-------- SOURCE RECORDS

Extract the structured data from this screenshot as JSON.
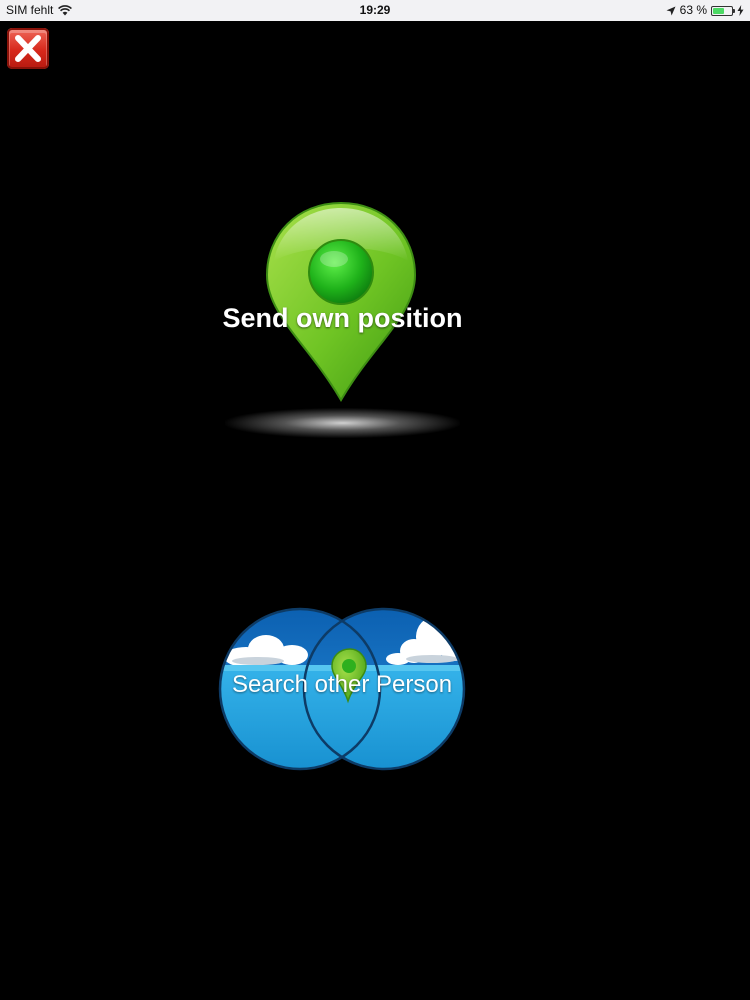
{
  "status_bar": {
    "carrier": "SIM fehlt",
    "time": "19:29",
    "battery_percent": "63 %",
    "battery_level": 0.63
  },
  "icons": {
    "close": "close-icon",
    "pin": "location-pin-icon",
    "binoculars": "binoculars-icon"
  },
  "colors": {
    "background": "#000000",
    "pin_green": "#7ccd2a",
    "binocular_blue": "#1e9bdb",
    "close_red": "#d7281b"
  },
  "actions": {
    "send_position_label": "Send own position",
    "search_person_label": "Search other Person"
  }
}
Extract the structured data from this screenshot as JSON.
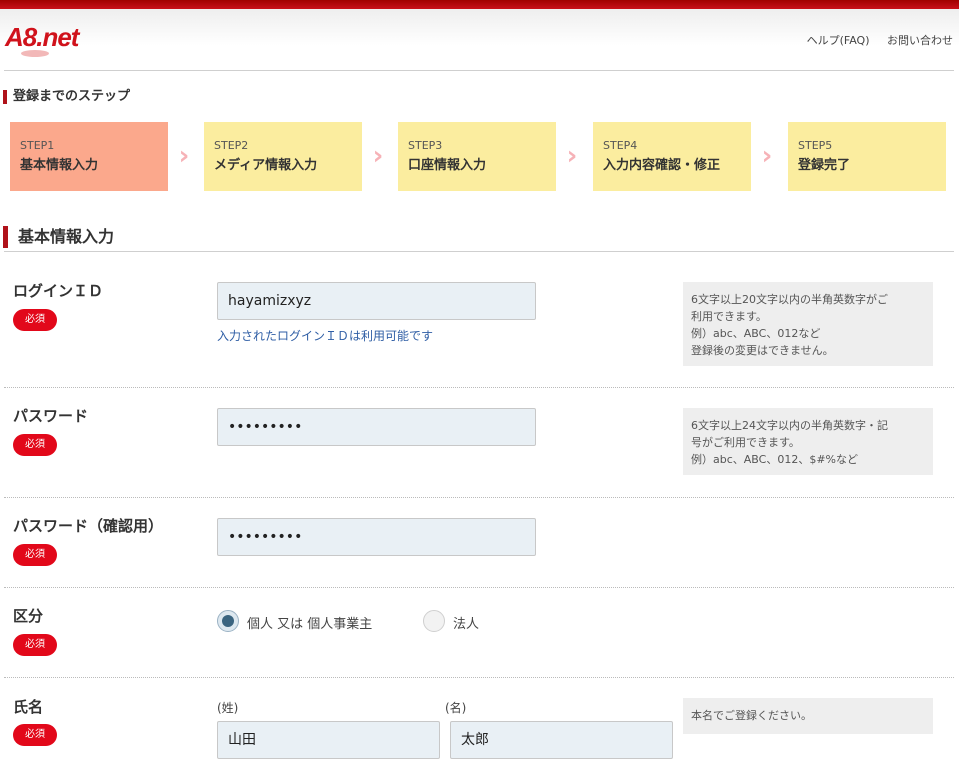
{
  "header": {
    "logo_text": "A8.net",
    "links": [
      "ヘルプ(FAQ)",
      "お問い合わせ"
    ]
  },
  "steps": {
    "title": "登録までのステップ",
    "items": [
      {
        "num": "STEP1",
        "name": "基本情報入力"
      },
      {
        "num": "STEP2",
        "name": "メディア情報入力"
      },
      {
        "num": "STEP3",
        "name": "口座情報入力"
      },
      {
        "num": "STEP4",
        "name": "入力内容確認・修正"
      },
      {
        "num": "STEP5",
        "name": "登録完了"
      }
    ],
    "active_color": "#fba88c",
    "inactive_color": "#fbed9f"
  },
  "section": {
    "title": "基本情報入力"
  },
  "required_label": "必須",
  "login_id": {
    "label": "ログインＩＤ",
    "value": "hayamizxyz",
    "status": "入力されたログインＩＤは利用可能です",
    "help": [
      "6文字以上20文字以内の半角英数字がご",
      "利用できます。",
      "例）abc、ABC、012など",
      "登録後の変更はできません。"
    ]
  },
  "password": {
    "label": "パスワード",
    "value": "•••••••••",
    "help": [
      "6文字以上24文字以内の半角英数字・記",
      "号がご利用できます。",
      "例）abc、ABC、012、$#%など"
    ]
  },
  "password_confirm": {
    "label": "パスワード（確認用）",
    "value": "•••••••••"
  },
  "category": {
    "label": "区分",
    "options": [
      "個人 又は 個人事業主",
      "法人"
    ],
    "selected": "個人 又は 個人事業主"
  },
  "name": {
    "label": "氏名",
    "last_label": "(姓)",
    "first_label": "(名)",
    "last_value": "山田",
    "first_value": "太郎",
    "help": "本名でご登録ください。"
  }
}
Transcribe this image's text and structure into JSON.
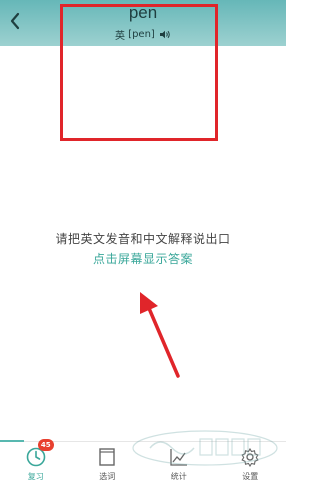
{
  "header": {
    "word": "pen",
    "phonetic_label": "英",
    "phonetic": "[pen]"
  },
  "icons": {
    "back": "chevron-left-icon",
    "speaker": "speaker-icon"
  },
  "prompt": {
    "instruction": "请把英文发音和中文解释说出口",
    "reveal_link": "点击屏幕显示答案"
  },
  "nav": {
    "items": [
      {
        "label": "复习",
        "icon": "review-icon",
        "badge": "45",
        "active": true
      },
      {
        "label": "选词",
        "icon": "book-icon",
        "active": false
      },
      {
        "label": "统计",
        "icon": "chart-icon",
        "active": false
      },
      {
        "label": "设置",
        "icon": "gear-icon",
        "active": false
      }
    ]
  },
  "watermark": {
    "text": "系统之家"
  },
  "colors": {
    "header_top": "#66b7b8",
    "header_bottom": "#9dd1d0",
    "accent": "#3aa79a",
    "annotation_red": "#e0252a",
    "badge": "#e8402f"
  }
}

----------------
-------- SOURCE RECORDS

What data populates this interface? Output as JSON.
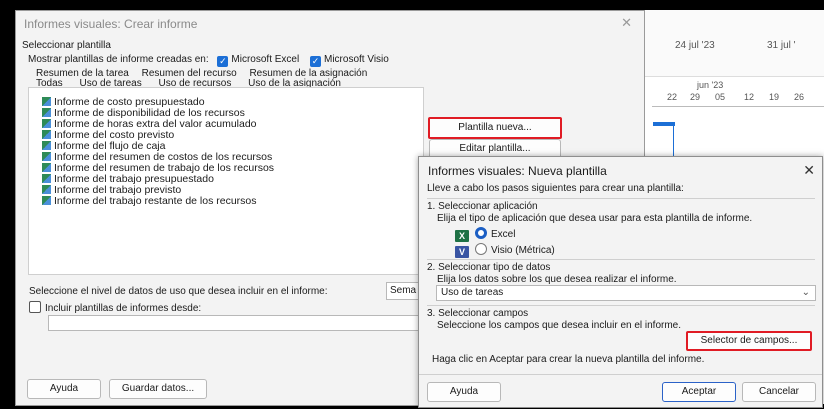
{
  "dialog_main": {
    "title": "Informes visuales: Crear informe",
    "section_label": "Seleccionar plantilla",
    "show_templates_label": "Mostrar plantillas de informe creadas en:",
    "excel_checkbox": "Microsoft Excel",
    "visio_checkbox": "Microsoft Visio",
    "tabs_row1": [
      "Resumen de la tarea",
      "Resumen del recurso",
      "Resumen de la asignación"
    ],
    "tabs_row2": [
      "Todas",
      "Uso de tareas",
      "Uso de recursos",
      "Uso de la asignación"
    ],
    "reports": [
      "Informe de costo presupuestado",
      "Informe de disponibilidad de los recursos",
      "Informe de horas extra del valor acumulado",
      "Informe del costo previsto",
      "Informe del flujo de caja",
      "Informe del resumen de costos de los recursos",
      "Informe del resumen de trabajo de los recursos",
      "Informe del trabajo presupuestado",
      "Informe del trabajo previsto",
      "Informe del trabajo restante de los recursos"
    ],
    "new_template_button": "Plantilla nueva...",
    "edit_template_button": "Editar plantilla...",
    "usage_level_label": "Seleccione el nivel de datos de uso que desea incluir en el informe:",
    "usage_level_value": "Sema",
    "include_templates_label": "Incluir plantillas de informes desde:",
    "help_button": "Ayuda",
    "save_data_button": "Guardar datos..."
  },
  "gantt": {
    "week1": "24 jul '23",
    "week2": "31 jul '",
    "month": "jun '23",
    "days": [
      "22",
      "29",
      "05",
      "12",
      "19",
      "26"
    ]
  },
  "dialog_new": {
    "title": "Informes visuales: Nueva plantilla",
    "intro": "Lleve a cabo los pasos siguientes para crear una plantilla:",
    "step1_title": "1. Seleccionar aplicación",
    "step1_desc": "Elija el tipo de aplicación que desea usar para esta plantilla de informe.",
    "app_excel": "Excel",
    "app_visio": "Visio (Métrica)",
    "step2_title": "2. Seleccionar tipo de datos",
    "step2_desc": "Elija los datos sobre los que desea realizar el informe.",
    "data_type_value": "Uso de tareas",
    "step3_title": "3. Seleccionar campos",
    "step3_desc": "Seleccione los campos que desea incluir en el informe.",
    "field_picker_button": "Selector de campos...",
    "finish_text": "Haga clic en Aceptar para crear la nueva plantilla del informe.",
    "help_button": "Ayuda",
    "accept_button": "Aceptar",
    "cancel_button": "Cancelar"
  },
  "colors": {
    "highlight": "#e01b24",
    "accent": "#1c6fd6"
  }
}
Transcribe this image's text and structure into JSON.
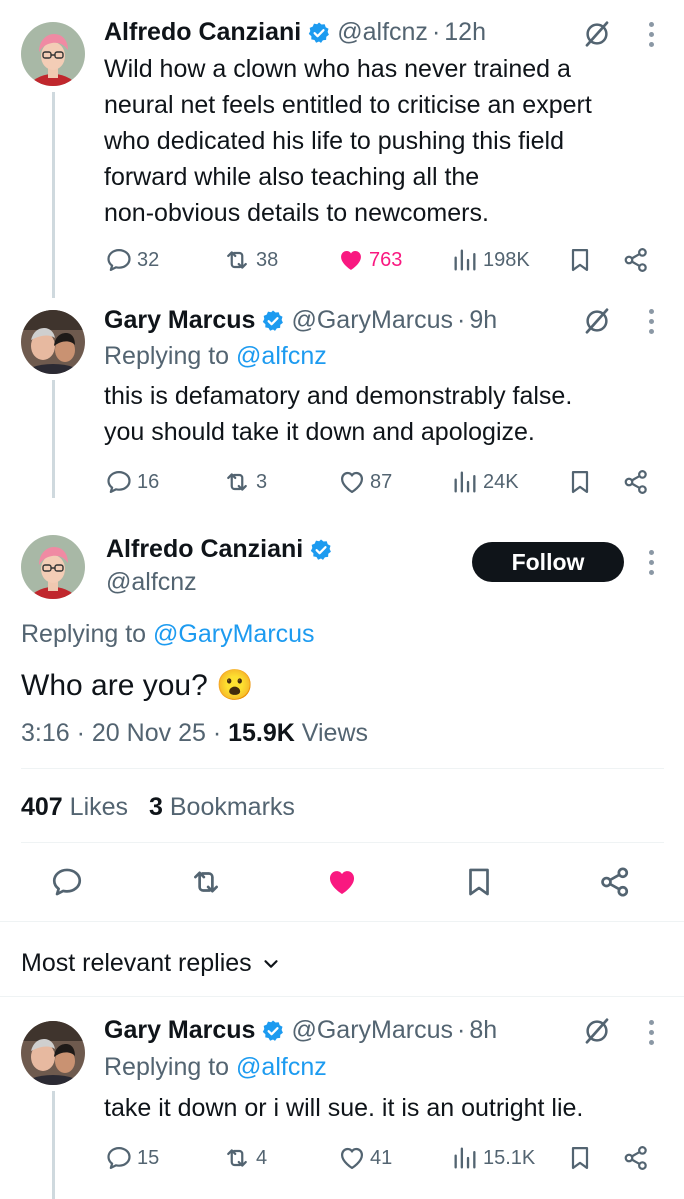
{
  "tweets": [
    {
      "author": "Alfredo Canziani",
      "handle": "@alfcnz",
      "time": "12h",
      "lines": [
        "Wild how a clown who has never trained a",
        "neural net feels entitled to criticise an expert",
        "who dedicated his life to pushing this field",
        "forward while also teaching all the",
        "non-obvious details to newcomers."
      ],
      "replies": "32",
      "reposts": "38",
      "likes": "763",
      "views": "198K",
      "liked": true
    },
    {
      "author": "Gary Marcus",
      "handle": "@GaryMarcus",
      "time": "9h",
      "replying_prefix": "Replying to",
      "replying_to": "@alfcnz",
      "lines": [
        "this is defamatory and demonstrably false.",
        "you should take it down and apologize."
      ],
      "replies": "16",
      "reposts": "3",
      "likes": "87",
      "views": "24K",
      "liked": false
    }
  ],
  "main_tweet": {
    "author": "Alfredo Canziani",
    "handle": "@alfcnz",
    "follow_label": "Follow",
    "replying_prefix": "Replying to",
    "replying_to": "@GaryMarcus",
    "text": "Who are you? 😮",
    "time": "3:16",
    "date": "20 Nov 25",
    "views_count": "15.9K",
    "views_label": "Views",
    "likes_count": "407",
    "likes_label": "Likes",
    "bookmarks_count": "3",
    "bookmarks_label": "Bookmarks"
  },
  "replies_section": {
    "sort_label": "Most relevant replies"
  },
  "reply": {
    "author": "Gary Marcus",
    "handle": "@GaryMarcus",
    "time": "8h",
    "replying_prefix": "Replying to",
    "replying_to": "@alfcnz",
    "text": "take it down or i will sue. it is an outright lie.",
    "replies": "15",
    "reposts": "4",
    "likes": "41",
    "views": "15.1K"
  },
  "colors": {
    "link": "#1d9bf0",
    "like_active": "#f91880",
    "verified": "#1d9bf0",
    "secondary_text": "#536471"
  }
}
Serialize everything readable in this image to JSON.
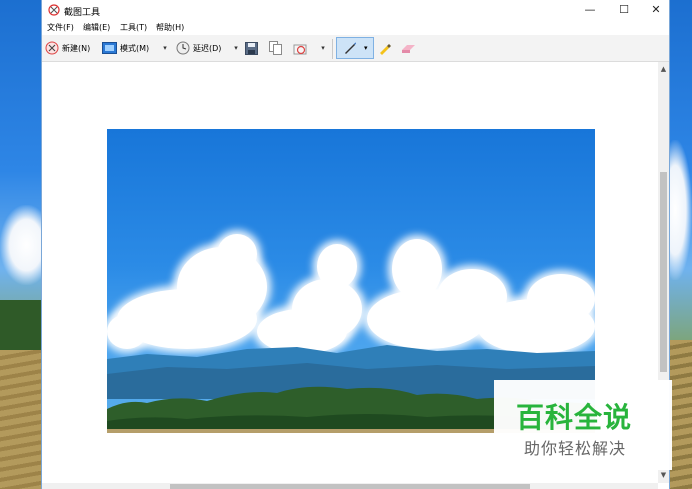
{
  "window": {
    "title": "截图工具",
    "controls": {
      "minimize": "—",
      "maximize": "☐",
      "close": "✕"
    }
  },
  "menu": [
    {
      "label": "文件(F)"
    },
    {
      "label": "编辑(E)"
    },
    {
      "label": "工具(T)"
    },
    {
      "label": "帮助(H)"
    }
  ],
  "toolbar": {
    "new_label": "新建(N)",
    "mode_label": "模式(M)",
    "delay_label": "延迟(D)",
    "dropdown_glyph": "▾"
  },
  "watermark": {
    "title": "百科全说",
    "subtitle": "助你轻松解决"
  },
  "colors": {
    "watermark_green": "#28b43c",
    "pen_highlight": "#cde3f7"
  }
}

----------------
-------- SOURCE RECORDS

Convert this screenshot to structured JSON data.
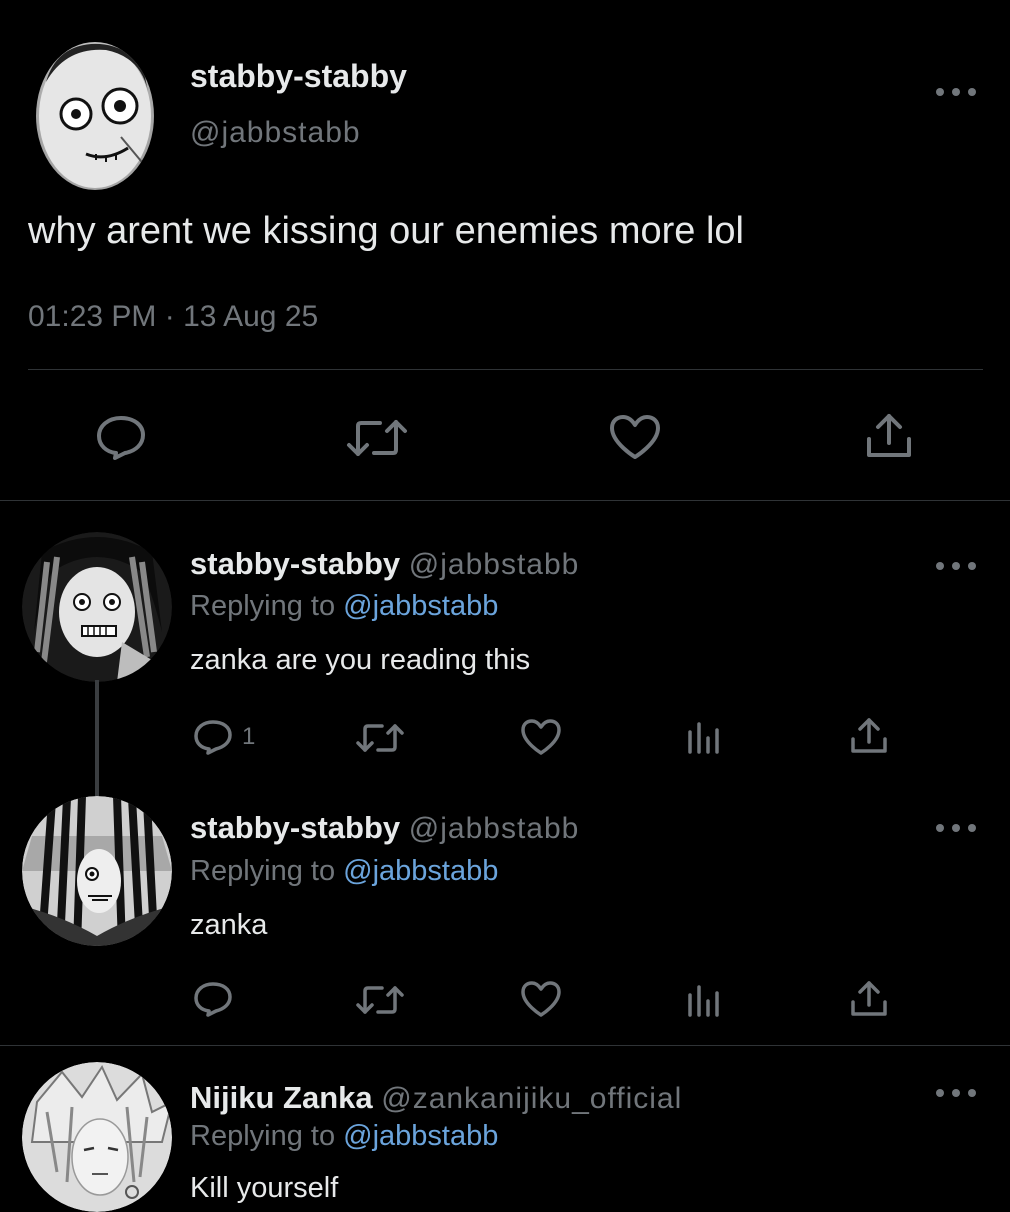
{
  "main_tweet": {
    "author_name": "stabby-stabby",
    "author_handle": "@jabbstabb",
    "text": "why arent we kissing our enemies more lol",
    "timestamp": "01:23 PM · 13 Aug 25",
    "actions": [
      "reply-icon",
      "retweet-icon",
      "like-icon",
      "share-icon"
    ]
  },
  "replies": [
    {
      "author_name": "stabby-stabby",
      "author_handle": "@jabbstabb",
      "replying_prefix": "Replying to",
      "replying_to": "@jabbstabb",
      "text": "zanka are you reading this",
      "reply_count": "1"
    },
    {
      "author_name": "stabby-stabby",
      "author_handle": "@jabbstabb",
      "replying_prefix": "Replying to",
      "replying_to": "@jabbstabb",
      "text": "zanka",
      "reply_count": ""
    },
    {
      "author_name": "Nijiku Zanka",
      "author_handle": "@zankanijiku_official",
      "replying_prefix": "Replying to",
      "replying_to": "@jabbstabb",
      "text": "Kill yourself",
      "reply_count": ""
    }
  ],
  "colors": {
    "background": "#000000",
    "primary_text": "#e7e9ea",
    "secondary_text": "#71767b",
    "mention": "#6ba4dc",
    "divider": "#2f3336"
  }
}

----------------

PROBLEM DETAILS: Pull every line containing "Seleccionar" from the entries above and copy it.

TASK RESPONSE:
    "section_label": "Seleccionar plantilla",
    "step1_title": "1. Seleccionar aplicación",
    "step2_title": "2. Seleccionar tipo de datos",
    "step3_title": "3. Seleccionar campos",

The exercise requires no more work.